● **Problem requirements**
The entries below are to be repeated exactly as they stand.

● **Records**
########################################

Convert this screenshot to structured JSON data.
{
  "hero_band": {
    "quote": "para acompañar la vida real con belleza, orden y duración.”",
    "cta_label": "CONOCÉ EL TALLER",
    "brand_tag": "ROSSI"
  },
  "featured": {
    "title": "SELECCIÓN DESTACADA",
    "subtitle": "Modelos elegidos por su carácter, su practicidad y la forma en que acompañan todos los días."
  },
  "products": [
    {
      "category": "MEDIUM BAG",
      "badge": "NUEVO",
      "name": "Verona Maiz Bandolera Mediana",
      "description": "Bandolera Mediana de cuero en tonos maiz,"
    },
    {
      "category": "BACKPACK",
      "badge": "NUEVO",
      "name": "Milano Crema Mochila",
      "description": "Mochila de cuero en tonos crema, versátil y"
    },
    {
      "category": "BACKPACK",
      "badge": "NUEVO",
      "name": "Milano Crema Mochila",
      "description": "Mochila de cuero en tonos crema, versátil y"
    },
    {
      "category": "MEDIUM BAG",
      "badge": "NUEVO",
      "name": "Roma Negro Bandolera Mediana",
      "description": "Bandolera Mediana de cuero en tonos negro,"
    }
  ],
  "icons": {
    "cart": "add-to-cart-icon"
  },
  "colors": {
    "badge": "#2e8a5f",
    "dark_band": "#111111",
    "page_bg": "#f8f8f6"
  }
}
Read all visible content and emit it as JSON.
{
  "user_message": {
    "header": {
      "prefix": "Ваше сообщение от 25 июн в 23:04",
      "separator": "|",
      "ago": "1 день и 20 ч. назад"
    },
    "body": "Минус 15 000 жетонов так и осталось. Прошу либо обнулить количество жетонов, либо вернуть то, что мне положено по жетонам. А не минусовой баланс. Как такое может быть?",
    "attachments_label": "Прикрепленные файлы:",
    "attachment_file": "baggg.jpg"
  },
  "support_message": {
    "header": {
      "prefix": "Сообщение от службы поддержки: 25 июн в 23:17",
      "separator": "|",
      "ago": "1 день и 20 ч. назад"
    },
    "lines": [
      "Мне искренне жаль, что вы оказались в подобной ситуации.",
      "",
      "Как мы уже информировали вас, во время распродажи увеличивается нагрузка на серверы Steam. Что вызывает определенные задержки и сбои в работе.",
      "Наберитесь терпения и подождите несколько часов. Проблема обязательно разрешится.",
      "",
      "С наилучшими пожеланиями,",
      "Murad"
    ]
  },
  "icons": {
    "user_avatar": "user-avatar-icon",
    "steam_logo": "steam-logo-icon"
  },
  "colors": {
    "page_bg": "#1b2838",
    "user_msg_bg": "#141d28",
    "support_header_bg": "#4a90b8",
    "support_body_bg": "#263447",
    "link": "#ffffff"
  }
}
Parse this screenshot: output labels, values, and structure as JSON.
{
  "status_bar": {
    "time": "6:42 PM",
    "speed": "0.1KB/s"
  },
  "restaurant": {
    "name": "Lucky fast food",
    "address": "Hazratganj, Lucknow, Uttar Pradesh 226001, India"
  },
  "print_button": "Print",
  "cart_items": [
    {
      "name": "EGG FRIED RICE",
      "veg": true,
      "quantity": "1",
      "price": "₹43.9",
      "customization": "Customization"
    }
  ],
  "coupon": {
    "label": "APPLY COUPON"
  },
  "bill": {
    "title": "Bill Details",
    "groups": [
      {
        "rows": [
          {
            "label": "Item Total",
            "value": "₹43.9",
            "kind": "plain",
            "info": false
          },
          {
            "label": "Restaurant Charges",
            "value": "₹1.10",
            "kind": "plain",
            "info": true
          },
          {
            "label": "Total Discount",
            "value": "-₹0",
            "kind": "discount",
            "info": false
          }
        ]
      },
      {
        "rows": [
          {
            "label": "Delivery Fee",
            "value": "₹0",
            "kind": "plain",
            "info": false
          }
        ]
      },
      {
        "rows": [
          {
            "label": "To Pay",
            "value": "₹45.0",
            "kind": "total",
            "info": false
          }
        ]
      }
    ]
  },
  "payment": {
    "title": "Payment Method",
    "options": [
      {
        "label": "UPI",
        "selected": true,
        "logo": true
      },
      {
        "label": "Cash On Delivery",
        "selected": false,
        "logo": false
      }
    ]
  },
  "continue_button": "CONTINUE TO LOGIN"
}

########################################

● **Answer to this problem**
Convert this screenshot to structured JSON data.
{
  "hero_band": {
    "quote": "para acompañar la vida real con belleza, orden y duración.”",
    "cta_label": "CONOCÉ EL TALLER",
    "brand_tag": "ROSSI"
  },
  "featured": {
    "title": "SELECCIÓN DESTACADA",
    "subtitle": "Modelos elegidos por su carácter, su practicidad y la forma en que acompañan todos los días."
  },
  "products": [
    {
      "category": "MEDIUM BAG",
      "badge": "NUEVO",
      "name": "Verona Maiz Bandolera Mediana",
      "description": "Bandolera Mediana de cuero en tonos maiz,"
    },
    {
      "category": "BACKPACK",
      "badge": "NUEVO",
      "name": "Milano Crema Mochila",
      "description": "Mochila de cuero en tonos crema, versátil y"
    },
    {
      "category": "BACKPACK",
      "badge": "NUEVO",
      "name": "Milano Crema Mochila",
      "description": "Mochila de cuero en tonos crema, versátil y"
    },
    {
      "category": "MEDIUM BAG",
      "badge": "NUEVO",
      "name": "Roma Negro Bandolera Mediana",
      "description": "Bandolera Mediana de cuero en tonos negro,"
    }
  ],
  "icons": {
    "cart": "add-to-cart-icon"
  },
  "colors": {
    "badge": "#2e8a5f",
    "dark_band": "#111111",
    "page_bg": "#f8f8f6"
  }
}
Read all visible content and emit it as JSON.
{
  "user_message": {
    "header": {
      "prefix": "Ваше сообщение от 25 июн в 23:04",
      "separator": "|",
      "ago": "1 день и 20 ч. назад"
    },
    "body": "Минус 15 000 жетонов так и осталось. Прошу либо обнулить количество жетонов, либо вернуть то, что мне положено по жетонам. А не минусовой баланс. Как такое может быть?",
    "attachments_label": "Прикрепленные файлы:",
    "attachment_file": "baggg.jpg"
  },
  "support_message": {
    "header": {
      "prefix": "Сообщение от службы поддержки: 25 июн в 23:17",
      "separator": "|",
      "ago": "1 день и 20 ч. назад"
    },
    "lines": [
      "Мне искренне жаль, что вы оказались в подобной ситуации.",
      "",
      "Как мы уже информировали вас, во время распродажи увеличивается нагрузка на серверы Steam. Что вызывает определенные задержки и сбои в работе.",
      "Наберитесь терпения и подождите несколько часов. Проблема обязательно разрешится.",
      "",
      "С наилучшими пожеланиями,",
      "Murad"
    ]
  },
  "icons": {
    "user_avatar": "user-avatar-icon",
    "steam_logo": "steam-logo-icon"
  },
  "colors": {
    "page_bg": "#1b2838",
    "user_msg_bg": "#141d28",
    "support_header_bg": "#4a90b8",
    "support_body_bg": "#263447",
    "link": "#ffffff"
  }
}
Parse this screenshot: output labels, values, and structure as JSON.
{
  "status_bar": {
    "time": "6:42 PM",
    "speed": "0.1KB/s"
  },
  "restaurant": {
    "name": "Lucky fast food",
    "address": "Hazratganj, Lucknow, Uttar Pradesh 226001, India"
  },
  "print_button": "Print",
  "cart_items": [
    {
      "name": "EGG FRIED RICE",
      "veg": true,
      "quantity": "1",
      "price": "₹43.9",
      "customization": "Customization"
    }
  ],
  "coupon": {
    "label": "APPLY COUPON"
  },
  "bill": {
    "title": "Bill Details",
    "groups": [
      {
        "rows": [
          {
            "label": "Item Total",
            "value": "₹43.9",
            "kind": "plain",
            "info": false
          },
          {
            "label": "Restaurant Charges",
            "value": "₹1.10",
            "kind": "plain",
            "info": true
          },
          {
            "label": "Total Discount",
            "value": "-₹0",
            "kind": "discount",
            "info": false
          }
        ]
      },
      {
        "rows": [
          {
            "label": "Delivery Fee",
            "value": "₹0",
            "kind": "plain",
            "info": false
          }
        ]
      },
      {
        "rows": [
          {
            "label": "To Pay",
            "value": "₹45.0",
            "kind": "total",
            "info": false
          }
        ]
      }
    ]
  },
  "payment": {
    "title": "Payment Method",
    "options": [
      {
        "label": "UPI",
        "selected": true,
        "logo": true
      },
      {
        "label": "Cash On Delivery",
        "selected": false,
        "logo": false
      }
    ]
  },
  "continue_button": "CONTINUE TO LOGIN"
}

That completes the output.